Though you’d be hard-pressed to reach adulthood without having absorbed dozens and dozens of sometimes-contradictory and often unsolicited opinions on pubic hair (especially women’s) and what to do with it, it’s not surprising if you still don’t know why you have it in the first place. While there exists some research on pubic hair preferences, there is very little to be found on its purpose. But if one assumes there’s an evolutionary rationale for every part of our bodies, pubic hair must be there for a reason … right?
Perhaps unsurprisingly, this isn’t a major area of interest for medical researchers, Dr. Raquel Dardik, a gynecologist at NYU Langone Health, tells me. (“Generally, we’re trying to focus on things that will have more of a public impact,” she says.) That said, there are a few evidence-based theories as to what pubic hair might be for.
Pubic hair is a mechanical barrier to your skin.
The best supported theory as to pubic hair’s function is probably also the most intuitive: it’s there to cover your skin. “The most common thought is that it’s used for protection of the pubic area, like a little bit of a cushion,” says Dardik. “It can prevent a lot of abrasions and other things that, when you don’t have any pubic hair, you’re more likely to get, like abrasions, irritation, exposure to dust, etc.”
But does that mean that removing one’s pubic hair also removes one’s protection? Sort of, says Dardik. “We know removal doesn’t cause any significant problems for women, as long as it’s done in a hygienic, proper way,” she says. It’s that last part that’s key — removing pubic hair can cause abrasions, irritation, and even infection, but it’s the removal itself that does it, says Dr. Jen Gunter, an OB/GYN and author of the upcoming book The Vagina Bible. “There are a lot of studies that talk about the trauma of pubic hair removal,” she says. “We see burns from hot wax, we see injuries from razors, abscesses, things like that. There definitely are a fair number of visits to the emergency department every year, and also to the gynecologist’s office, related to the actual injuries from pubic hair removal.” But again — it’s not being without pubic hair that’s risky, but the removal itself.
Pubic hair may be there to trap moisture.
According to Gunter, vulva skin has a higher moisture content than other parts of the body, and pubic hair might serve to maintain it. “Pubic hair probably helps keep the humidity or the moisture content high in vulva skin by trapping moisture,” she says.
Pubic hair seems to reduce the transmission of STDs and other infections.
While researchers and doctors caution that the relationship is not proven to be causative, there is evidence that the removal of pubic hair is correlated with nearly twice the risk of contracting an STD. “There is some emerging data showing that pubic hair removal is associated with an increased incidence of viral sexually transmitted diseases, so HPV, herpes, and potentially other STDs as well,” says Gunter. “Most recently there was a study linking it with dysplasia, which is pre-cancer, which is probably linked to HPV.” It is of course possible that people who remove their pubic hair are also engaging in sexual behaviors which increase their risk, says Gunter, but even after controlling for number of sexual partners, the increased risk remained.
Exactly how this works is still a mystery, but Gunter says it’s possible it has something to do with hair removal’s disruption of the acid mantle, a combination of sebum and bacteria which she describes as “the the final layer of waterproofing” on our skin.

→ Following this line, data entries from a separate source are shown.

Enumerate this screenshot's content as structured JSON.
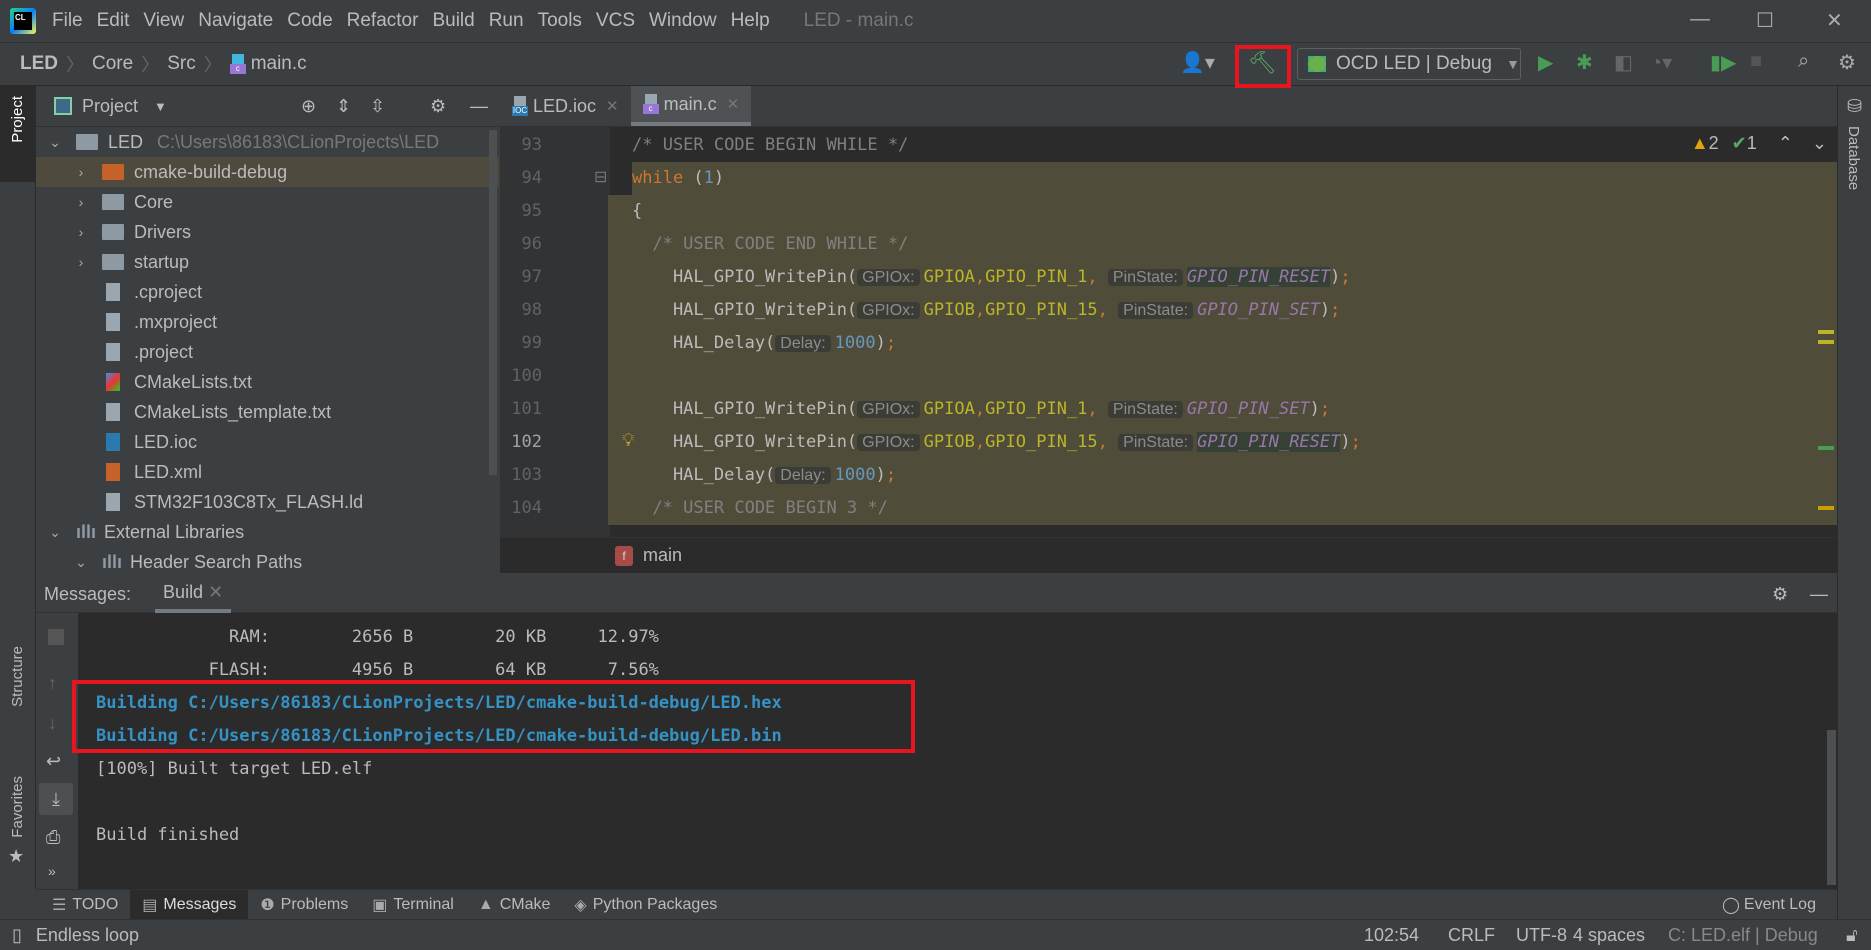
{
  "menu": {
    "items": [
      "File",
      "Edit",
      "View",
      "Navigate",
      "Code",
      "Refactor",
      "Build",
      "Run",
      "Tools",
      "VCS",
      "Window",
      "Help"
    ],
    "window_title": "LED - main.c"
  },
  "breadcrumb": [
    "LED",
    "Core",
    "Src",
    "main.c"
  ],
  "toolbar": {
    "run_config": "OCD LED | Debug",
    "highlight_color": "#e8141e"
  },
  "project_panel": {
    "title": "Project",
    "tree": [
      {
        "label": "LED",
        "hint": "C:\\Users\\86183\\CLionProjects\\LED",
        "level": 0,
        "type": "folder",
        "expanded": true
      },
      {
        "label": "cmake-build-debug",
        "level": 1,
        "type": "folder-orange",
        "expanded": false,
        "selected": true
      },
      {
        "label": "Core",
        "level": 1,
        "type": "folder",
        "expanded": false
      },
      {
        "label": "Drivers",
        "level": 1,
        "type": "folder",
        "expanded": false
      },
      {
        "label": "startup",
        "level": 1,
        "type": "folder",
        "expanded": false
      },
      {
        "label": ".cproject",
        "level": 1,
        "type": "file"
      },
      {
        "label": ".mxproject",
        "level": 1,
        "type": "file"
      },
      {
        "label": ".project",
        "level": 1,
        "type": "file"
      },
      {
        "label": "CMakeLists.txt",
        "level": 1,
        "type": "cmake"
      },
      {
        "label": "CMakeLists_template.txt",
        "level": 1,
        "type": "file"
      },
      {
        "label": "LED.ioc",
        "level": 1,
        "type": "ioc"
      },
      {
        "label": "LED.xml",
        "level": 1,
        "type": "xml"
      },
      {
        "label": "STM32F103C8Tx_FLASH.ld",
        "level": 1,
        "type": "file"
      },
      {
        "label": "External Libraries",
        "level": 0,
        "type": "library",
        "expanded": true
      },
      {
        "label": "Header Search Paths",
        "level": 1,
        "type": "library",
        "expanded": true
      }
    ]
  },
  "left_strip": {
    "project": "Project",
    "structure": "Structure",
    "favorites": "Favorites"
  },
  "right_strip": {
    "database": "Database"
  },
  "editor": {
    "tabs": [
      {
        "label": "LED.ioc",
        "icon": "ioc",
        "active": false
      },
      {
        "label": "main.c",
        "icon": "c",
        "active": true
      }
    ],
    "inspections": {
      "warnings": "2",
      "weak_warnings": "1"
    },
    "current_line": 102,
    "lines": [
      {
        "n": 93,
        "hl": false,
        "tokens": [
          [
            "/* USER CODE BEGIN WHILE */",
            "cmt"
          ]
        ]
      },
      {
        "n": 94,
        "hl": "partial",
        "tokens": [
          [
            "while",
            "kw"
          ],
          [
            " (",
            "txt"
          ],
          [
            "1",
            "num"
          ],
          [
            ")",
            "txt"
          ]
        ]
      },
      {
        "n": 95,
        "hl": true,
        "tokens": [
          [
            "{",
            "txt"
          ]
        ]
      },
      {
        "n": 96,
        "hl": true,
        "tokens": [
          [
            "  /* USER CODE END WHILE */",
            "cmt"
          ]
        ]
      },
      {
        "n": 97,
        "hl": true,
        "tokens": [
          [
            "    HAL_GPIO_WritePin(",
            "fn"
          ],
          [
            "GPIOx:",
            "hint"
          ],
          [
            "GPIOA",
            "mac"
          ],
          [
            ",",
            "punc"
          ],
          [
            "GPIO_PIN_1",
            "mac"
          ],
          [
            ", ",
            "punc"
          ],
          [
            "PinState:",
            "hint"
          ],
          [
            "GPIO_PIN_RESET",
            "enumhl"
          ],
          [
            ")",
            "txt"
          ],
          [
            ";",
            "punc"
          ]
        ]
      },
      {
        "n": 98,
        "hl": true,
        "tokens": [
          [
            "    HAL_GPIO_WritePin(",
            "fn"
          ],
          [
            "GPIOx:",
            "hint"
          ],
          [
            "GPIOB",
            "mac"
          ],
          [
            ",",
            "punc"
          ],
          [
            "GPIO_PIN_15",
            "mac"
          ],
          [
            ", ",
            "punc"
          ],
          [
            "PinState:",
            "hint"
          ],
          [
            "GPIO_PIN_SET",
            "enum"
          ],
          [
            ")",
            "txt"
          ],
          [
            ";",
            "punc"
          ]
        ]
      },
      {
        "n": 99,
        "hl": true,
        "tokens": [
          [
            "    HAL_Delay(",
            "fn"
          ],
          [
            "Delay:",
            "hint"
          ],
          [
            "1000",
            "num"
          ],
          [
            ")",
            "txt"
          ],
          [
            ";",
            "punc"
          ]
        ]
      },
      {
        "n": 100,
        "hl": true,
        "tokens": []
      },
      {
        "n": 101,
        "hl": true,
        "tokens": [
          [
            "    HAL_GPIO_WritePin(",
            "fn"
          ],
          [
            "GPIOx:",
            "hint"
          ],
          [
            "GPIOA",
            "mac"
          ],
          [
            ",",
            "punc"
          ],
          [
            "GPIO_PIN_1",
            "mac"
          ],
          [
            ", ",
            "punc"
          ],
          [
            "PinState:",
            "hint"
          ],
          [
            "GPIO_PIN_SET",
            "enum"
          ],
          [
            ")",
            "txt"
          ],
          [
            ";",
            "punc"
          ]
        ]
      },
      {
        "n": 102,
        "hl": true,
        "tokens": [
          [
            "    HAL_GPIO_WritePin(",
            "fn"
          ],
          [
            "GPIOx:",
            "hint"
          ],
          [
            "GPIOB",
            "mac"
          ],
          [
            ",",
            "punc"
          ],
          [
            "GPIO_PIN_15",
            "mac"
          ],
          [
            ", ",
            "punc"
          ],
          [
            "PinState:",
            "hint"
          ],
          [
            "GPIO_PIN_RESET",
            "enumhl"
          ],
          [
            ")",
            "txt"
          ],
          [
            ";",
            "punc"
          ]
        ]
      },
      {
        "n": 103,
        "hl": true,
        "tokens": [
          [
            "    HAL_Delay(",
            "fn"
          ],
          [
            "Delay:",
            "hint"
          ],
          [
            "1000",
            "num"
          ],
          [
            ")",
            "txt"
          ],
          [
            ";",
            "punc"
          ]
        ]
      },
      {
        "n": 104,
        "hl": true,
        "tokens": [
          [
            "  /* USER CODE BEGIN 3 */",
            "cmt"
          ]
        ]
      }
    ],
    "function_breadcrumb": "main"
  },
  "messages": {
    "label": "Messages:",
    "tab": "Build",
    "output": [
      {
        "text": "             RAM:        2656 B        20 KB     12.97%",
        "blue": false
      },
      {
        "text": "           FLASH:        4956 B        64 KB      7.56%",
        "blue": false
      },
      {
        "text": "Building C:/Users/86183/CLionProjects/LED/cmake-build-debug/LED.hex",
        "blue": true
      },
      {
        "text": "Building C:/Users/86183/CLionProjects/LED/cmake-build-debug/LED.bin",
        "blue": true
      },
      {
        "text": "[100%] Built target LED.elf",
        "blue": false
      },
      {
        "text": "",
        "blue": false
      },
      {
        "text": "Build finished",
        "blue": false
      }
    ]
  },
  "tool_windows": [
    {
      "label": "TODO",
      "icon": "list-icon"
    },
    {
      "label": "Messages",
      "icon": "messages-icon",
      "active": true
    },
    {
      "label": "Problems",
      "icon": "problems-icon"
    },
    {
      "label": "Terminal",
      "icon": "terminal-icon"
    },
    {
      "label": "CMake",
      "icon": "cmake-icon"
    },
    {
      "label": "Python Packages",
      "icon": "packages-icon"
    }
  ],
  "event_log": "Event Log",
  "status": {
    "message": "Endless loop",
    "position": "102:54",
    "line_sep": "CRLF",
    "encoding": "UTF-8",
    "indent": "4 spaces",
    "context": "C: LED.elf | Debug"
  }
}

When we shave, or wax, or laser that skin, we might also remove that protective layer. Generally speaking, too, says Gunter, we know from surgery studies that hair removal (broadly) leads to increased risk of infection — so it makes sense this would apply to STDs, too.
Pubic hair might emit pheromones — but probably not.
Finally — and least scientifically — there is some speculation that pubic hair has something to do with the transmission of pheromones, an already dubious concept as applied to humans. “There’s no medical or scientific data” to back up the theory tying pubic hair to pheromones, says Dardik, and yet it’s one often suggested by women’s magazines.
“A lot of people really don’t believe that pheromones are a big part of the way we reproduce anymore,” adds Gunter. As a result, she says “I don’t really emphasize that component.”
What am I supposed to do with this information?
Ultimately, it’s up to you, says Dardik. “It’s very much a woman’s choice. Pubic hair has not caused any problems throughout the ages and it doesn’t cause any problems currently,” she says.
Still, Gunter encourages us to think of public hair removal as an “intervention,” much in the same way hair dye is an intervention. “You dye your hair, that’s an intervention — there’s a risk of reaction to the dye. There are risks with that,” she says. “We haven’t really spoken much about the risks of pubic hair removal until recently, so I think it’s important for people to know we don’t know what we don’t know.”